How to complete this task: Report how many lines in the data include the string "熱帯雨林", and add nothing else.

Provided information:

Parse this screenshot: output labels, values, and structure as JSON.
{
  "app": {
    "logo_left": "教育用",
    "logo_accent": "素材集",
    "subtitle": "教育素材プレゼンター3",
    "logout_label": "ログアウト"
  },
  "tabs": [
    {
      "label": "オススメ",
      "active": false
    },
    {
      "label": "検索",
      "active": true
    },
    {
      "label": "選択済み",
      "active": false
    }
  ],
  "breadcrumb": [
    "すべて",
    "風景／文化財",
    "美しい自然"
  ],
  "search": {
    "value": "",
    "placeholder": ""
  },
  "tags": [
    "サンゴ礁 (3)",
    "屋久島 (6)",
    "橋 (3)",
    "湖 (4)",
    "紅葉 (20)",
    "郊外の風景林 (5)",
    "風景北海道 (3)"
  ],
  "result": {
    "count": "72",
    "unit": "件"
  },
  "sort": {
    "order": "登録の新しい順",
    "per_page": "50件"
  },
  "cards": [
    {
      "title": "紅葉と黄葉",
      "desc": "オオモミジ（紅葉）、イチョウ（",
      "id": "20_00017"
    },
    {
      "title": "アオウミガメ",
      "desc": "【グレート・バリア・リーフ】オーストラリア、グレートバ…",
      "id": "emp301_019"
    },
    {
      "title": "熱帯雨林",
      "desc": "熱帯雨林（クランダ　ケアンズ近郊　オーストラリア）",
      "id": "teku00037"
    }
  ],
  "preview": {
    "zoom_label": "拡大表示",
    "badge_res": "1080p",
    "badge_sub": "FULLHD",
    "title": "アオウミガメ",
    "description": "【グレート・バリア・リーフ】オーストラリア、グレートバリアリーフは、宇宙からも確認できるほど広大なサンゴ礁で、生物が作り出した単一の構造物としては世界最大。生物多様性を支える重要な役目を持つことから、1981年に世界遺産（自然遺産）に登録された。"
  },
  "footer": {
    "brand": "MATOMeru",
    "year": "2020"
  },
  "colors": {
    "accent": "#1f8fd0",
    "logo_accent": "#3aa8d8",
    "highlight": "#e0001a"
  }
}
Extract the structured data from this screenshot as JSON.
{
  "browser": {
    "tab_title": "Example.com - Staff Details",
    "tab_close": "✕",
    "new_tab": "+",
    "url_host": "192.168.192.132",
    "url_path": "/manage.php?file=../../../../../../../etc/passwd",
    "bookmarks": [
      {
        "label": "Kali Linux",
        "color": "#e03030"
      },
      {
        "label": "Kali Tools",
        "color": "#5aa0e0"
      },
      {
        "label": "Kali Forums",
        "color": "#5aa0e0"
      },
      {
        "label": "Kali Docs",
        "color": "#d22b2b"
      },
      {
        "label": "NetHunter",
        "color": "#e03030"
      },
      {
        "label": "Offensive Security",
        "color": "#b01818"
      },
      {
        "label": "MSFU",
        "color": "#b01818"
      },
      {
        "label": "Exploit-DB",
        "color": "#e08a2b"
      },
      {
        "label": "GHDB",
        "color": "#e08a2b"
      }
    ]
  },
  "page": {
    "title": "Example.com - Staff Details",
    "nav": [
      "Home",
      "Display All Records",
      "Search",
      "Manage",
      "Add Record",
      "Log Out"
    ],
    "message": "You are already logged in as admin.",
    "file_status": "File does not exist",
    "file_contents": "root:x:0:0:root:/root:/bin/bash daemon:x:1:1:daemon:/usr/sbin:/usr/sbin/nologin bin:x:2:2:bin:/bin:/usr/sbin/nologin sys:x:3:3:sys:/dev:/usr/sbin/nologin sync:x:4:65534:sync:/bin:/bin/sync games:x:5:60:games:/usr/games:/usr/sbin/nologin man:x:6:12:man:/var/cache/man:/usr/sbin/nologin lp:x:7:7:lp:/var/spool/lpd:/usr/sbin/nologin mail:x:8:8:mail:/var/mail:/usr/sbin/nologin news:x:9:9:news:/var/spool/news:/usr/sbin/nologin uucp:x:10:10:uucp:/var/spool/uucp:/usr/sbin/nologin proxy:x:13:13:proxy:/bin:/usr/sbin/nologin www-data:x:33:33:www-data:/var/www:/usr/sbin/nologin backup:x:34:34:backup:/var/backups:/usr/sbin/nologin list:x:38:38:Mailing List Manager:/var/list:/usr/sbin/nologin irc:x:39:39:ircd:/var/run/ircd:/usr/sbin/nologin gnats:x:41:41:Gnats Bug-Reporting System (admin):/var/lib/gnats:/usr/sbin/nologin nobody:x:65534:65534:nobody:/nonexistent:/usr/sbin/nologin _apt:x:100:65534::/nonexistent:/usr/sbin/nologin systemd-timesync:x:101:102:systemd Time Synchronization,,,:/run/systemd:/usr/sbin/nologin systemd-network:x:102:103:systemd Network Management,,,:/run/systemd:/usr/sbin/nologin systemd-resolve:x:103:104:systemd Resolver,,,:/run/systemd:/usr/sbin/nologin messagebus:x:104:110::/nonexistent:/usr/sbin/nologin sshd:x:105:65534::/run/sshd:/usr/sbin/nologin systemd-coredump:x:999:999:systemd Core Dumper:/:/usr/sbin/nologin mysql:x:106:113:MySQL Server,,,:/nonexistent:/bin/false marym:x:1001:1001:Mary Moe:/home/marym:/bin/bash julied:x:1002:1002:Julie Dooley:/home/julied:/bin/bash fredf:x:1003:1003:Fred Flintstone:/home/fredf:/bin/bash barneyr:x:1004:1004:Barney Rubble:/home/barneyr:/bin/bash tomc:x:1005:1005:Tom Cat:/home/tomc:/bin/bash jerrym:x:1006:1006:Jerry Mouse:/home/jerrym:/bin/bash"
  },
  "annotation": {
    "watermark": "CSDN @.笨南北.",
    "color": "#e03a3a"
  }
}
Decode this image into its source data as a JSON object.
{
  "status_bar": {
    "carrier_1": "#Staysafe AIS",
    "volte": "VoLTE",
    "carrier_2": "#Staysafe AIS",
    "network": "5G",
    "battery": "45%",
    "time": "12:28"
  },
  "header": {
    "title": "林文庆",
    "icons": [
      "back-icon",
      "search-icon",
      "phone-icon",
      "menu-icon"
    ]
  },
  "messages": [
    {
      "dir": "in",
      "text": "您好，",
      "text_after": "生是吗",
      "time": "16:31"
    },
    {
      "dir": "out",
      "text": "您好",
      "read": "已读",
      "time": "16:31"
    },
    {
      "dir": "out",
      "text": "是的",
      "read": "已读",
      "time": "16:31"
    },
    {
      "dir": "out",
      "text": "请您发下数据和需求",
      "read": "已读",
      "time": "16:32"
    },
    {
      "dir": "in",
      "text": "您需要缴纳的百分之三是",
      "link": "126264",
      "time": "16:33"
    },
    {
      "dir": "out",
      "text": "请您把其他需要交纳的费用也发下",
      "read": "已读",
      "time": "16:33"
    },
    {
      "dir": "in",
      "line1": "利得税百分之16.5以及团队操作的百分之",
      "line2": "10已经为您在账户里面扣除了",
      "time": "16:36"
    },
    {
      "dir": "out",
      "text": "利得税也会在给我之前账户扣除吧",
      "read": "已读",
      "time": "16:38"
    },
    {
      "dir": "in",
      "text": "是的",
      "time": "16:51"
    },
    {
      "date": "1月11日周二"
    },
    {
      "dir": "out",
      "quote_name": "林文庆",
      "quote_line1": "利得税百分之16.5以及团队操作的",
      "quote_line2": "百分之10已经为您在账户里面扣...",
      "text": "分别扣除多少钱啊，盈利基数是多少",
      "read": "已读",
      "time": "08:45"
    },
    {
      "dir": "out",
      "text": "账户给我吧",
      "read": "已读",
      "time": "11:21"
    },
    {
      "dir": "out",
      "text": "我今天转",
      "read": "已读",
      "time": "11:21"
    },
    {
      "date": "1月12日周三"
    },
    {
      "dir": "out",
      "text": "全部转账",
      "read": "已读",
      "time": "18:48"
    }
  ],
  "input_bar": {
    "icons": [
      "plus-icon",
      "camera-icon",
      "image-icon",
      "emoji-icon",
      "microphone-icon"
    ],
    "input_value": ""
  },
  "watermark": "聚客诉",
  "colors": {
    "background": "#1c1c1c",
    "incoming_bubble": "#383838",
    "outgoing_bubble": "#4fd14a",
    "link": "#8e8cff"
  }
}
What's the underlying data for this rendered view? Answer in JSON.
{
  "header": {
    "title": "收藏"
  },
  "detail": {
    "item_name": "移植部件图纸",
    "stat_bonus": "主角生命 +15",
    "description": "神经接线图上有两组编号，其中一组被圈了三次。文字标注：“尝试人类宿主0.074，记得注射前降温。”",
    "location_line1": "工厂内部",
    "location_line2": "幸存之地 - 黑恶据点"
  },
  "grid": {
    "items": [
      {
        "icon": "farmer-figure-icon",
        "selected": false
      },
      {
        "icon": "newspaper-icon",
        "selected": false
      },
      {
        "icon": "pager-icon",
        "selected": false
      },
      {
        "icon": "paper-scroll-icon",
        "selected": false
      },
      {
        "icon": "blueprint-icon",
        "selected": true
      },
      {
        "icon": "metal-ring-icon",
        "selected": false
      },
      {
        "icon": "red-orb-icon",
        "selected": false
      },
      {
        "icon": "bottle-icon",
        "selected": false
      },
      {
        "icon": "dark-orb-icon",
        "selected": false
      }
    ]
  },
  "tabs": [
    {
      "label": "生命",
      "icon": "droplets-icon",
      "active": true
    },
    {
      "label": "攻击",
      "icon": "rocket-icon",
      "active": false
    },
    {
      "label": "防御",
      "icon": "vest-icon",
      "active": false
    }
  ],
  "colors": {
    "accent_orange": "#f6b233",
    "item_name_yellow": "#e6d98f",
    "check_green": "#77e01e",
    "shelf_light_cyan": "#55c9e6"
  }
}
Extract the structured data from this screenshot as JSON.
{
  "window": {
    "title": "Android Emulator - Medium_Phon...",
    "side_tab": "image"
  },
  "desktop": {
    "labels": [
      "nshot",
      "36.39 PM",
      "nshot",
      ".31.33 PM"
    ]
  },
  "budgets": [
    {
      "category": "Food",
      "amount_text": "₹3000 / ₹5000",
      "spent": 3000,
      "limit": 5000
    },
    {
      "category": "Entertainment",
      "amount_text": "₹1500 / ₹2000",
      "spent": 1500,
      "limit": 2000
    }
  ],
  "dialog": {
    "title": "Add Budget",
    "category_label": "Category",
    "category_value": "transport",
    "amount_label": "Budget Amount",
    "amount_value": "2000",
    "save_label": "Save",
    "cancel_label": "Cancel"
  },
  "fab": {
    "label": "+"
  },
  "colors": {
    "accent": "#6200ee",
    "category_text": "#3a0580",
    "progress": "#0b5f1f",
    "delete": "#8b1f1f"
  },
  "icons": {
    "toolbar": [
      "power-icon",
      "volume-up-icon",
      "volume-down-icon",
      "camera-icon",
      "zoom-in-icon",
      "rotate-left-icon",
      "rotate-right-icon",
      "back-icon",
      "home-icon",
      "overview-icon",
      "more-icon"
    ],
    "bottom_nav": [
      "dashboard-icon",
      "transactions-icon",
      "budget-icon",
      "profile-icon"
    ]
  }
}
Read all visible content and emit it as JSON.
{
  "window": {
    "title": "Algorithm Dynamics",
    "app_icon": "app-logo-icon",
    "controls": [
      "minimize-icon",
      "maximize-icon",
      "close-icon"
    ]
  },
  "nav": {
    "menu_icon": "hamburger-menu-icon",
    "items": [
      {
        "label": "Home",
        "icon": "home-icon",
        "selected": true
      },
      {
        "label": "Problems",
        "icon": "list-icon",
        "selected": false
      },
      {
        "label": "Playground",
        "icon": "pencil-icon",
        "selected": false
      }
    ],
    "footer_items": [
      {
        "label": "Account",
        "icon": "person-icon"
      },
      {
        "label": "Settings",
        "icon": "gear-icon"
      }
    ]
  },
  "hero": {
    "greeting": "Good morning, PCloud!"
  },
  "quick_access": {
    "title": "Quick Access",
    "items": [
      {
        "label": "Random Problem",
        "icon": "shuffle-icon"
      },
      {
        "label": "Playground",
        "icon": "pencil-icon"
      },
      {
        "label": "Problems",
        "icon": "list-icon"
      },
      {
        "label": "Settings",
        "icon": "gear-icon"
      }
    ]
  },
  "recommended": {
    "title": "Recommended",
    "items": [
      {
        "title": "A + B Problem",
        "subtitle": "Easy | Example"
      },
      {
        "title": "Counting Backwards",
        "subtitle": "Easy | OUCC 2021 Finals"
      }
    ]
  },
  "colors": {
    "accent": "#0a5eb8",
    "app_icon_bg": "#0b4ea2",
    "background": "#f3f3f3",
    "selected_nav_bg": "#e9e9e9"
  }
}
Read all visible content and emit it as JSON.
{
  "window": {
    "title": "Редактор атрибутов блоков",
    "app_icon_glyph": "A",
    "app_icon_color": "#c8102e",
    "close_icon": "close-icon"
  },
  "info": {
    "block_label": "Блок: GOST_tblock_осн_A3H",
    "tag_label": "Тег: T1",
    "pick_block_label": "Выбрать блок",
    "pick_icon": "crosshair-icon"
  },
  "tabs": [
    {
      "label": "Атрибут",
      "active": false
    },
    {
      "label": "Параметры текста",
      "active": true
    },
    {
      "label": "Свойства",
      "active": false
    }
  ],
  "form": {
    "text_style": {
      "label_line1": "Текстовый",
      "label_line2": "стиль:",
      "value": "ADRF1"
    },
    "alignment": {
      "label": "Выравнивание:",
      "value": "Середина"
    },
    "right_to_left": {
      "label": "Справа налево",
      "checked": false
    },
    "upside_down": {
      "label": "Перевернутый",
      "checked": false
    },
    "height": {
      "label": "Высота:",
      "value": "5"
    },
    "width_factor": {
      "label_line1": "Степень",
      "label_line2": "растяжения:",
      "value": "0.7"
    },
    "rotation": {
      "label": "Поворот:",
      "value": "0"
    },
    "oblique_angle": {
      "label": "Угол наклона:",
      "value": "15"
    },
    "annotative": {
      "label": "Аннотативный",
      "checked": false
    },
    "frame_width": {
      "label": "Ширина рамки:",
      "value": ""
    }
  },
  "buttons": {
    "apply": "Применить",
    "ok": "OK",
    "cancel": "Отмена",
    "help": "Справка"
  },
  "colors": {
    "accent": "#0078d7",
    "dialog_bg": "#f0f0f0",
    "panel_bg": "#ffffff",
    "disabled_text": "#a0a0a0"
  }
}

Completed exercise: 2